We’ve talked about a lot of musical genres that have their origins in Europe, so today I wanted to switch gears and talk about a genre that has its origin in America – ragtime music.
In today’s episode of PianoTV, we’re going to look at Impressionist music. We’ll talk about the composers who played a role in this sound movement (namely Debussy), what the impressionist style sounds like, and characteristics of the music.
Probably one of the most well-known piano songs of all time is Debussy’s Clair de Lune. But it’s also very difficult. So as per a request on this channel, I decided that it would be fun to do a discussion on the tune. In today’s episode, we’ll talk about the history of the piece, its interpretation, sound and style, and then listen to some audio clips and dissect it a little.
My intention for this video isn’t to do a heavy, academic analysis of Clair de Lune – if that’s what you’re looking for, you’ll definitely be disappointed. As per the title, “For Casual Music Fans”, I wanted to create a video that even non-nerdy music listeners could understand.
That said, it’s a fine line between getting super nerdy, and watering down the content too much, so I’m trying to strike a balance. And if there’s anything you’d like to add, feel free to leave a comment and share your thoughts – it’s great for me to read, but also great for other people who watch these videos as well.
Hi and welcome to another episode of PianoTV!

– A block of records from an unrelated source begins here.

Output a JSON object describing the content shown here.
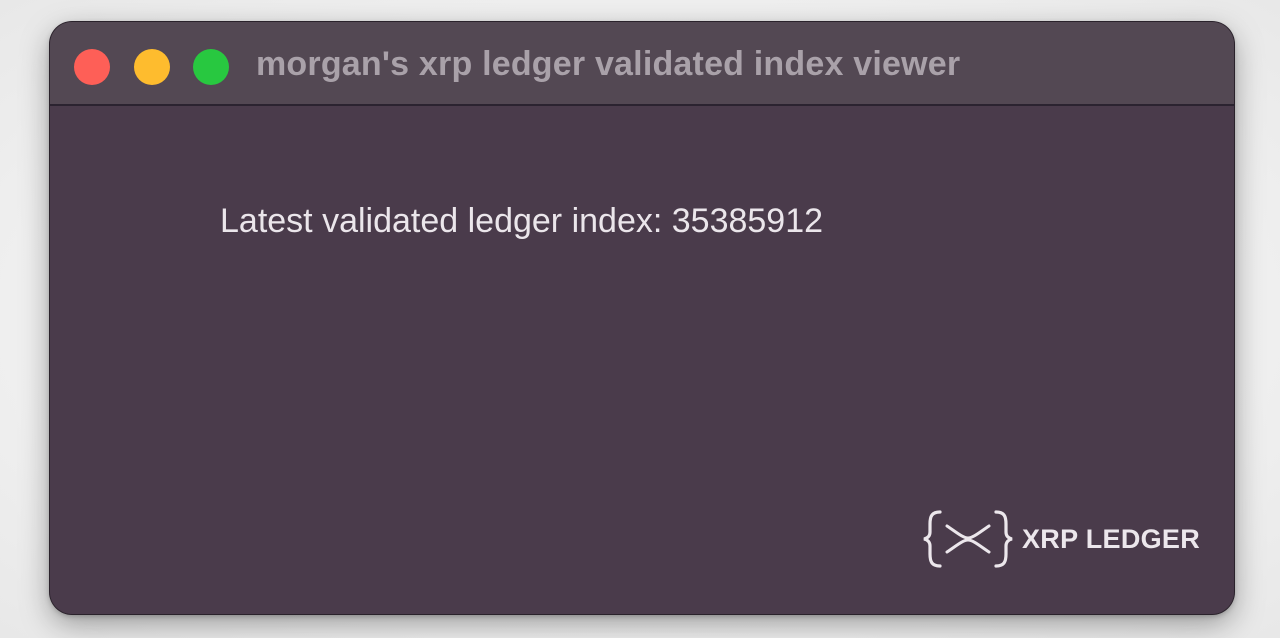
{
  "window": {
    "title": "morgan's xrp ledger validated index viewer",
    "controls": {
      "close": {
        "icon": "close-window-icon",
        "color": "#fe5f57"
      },
      "minimize": {
        "icon": "minimize-window-icon",
        "color": "#febc2e"
      },
      "maximize": {
        "icon": "maximize-window-icon",
        "color": "#28c840"
      }
    }
  },
  "main": {
    "ledger_label": "Latest validated ledger index:",
    "ledger_index": "35385912"
  },
  "branding": {
    "logo_text": "XRP LEDGER",
    "logo_icon": "xrp-ledger-logo-icon"
  },
  "colors": {
    "window_background": "#4a3b4b",
    "titlebar_background": "#534853",
    "text_primary": "#ebe6eb",
    "title_text": "#a9a1a9"
  }
}
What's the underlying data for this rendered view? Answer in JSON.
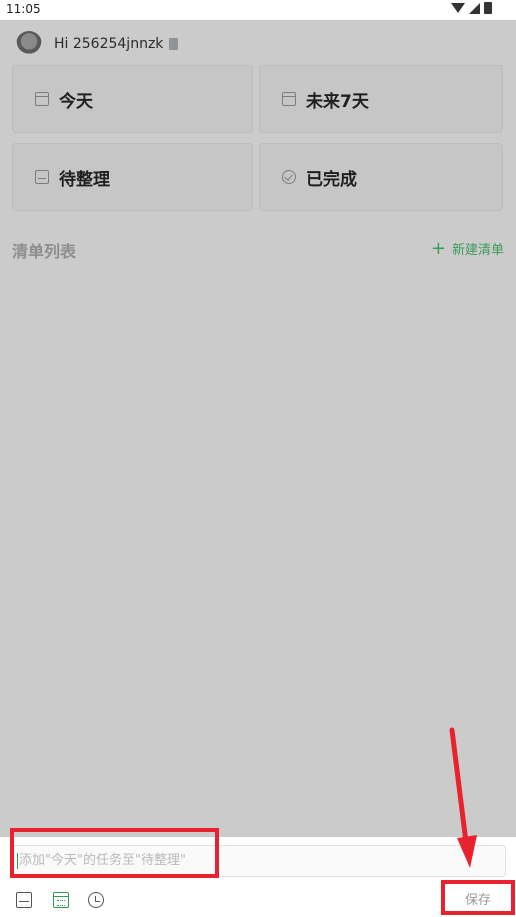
{
  "status_bar": {
    "time": "11:05"
  },
  "header": {
    "greeting": "Hi 256254jnnzk"
  },
  "quick_filters": [
    {
      "label": "今天",
      "icon": "calendar-today-icon"
    },
    {
      "label": "未来7天",
      "icon": "calendar-7-icon"
    },
    {
      "label": "待整理",
      "icon": "inbox-icon"
    },
    {
      "label": "已完成",
      "icon": "check-circle-icon"
    }
  ],
  "lists_section": {
    "title": "清单列表",
    "new_list_label": "新建清单",
    "new_list_icon": "plus-icon"
  },
  "composer": {
    "placeholder": "添加\"今天\"的任务至\"待整理\"",
    "save_label": "保存",
    "tools": [
      "inbox-icon",
      "calendar-icon",
      "alarm-icon"
    ]
  },
  "colors": {
    "accent": "#3c9b5b",
    "annotation": "#e8232f",
    "overlay": "#cbcbcb"
  }
}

Today we’re going to do something unusual for this channel, and turn our focus to pop music. We’re going to talk about key changes, also referred to as modulations in pop music, and why they’re so awesome (and sometimes so cheesy). We’ll look at 12 amazing key changes in pop music, and talk details about how the composer pulled it off.